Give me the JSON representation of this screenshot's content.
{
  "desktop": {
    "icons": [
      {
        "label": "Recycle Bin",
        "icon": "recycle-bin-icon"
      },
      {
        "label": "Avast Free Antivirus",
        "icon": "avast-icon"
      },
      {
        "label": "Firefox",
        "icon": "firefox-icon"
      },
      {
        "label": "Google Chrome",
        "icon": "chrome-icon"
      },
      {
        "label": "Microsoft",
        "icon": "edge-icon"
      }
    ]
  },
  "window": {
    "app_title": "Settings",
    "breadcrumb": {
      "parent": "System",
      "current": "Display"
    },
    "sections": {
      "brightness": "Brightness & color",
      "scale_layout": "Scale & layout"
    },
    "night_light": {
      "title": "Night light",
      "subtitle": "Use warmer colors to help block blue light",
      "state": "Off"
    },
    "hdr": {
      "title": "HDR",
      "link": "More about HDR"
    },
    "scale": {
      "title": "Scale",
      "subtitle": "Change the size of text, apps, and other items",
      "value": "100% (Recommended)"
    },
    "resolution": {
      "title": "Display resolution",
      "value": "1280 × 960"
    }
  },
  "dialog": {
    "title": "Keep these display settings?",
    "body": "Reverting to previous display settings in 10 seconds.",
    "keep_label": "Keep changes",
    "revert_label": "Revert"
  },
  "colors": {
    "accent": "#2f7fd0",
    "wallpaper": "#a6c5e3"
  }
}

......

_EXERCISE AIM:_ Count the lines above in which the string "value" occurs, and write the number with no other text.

_THE COMPLETED TASK:_ 2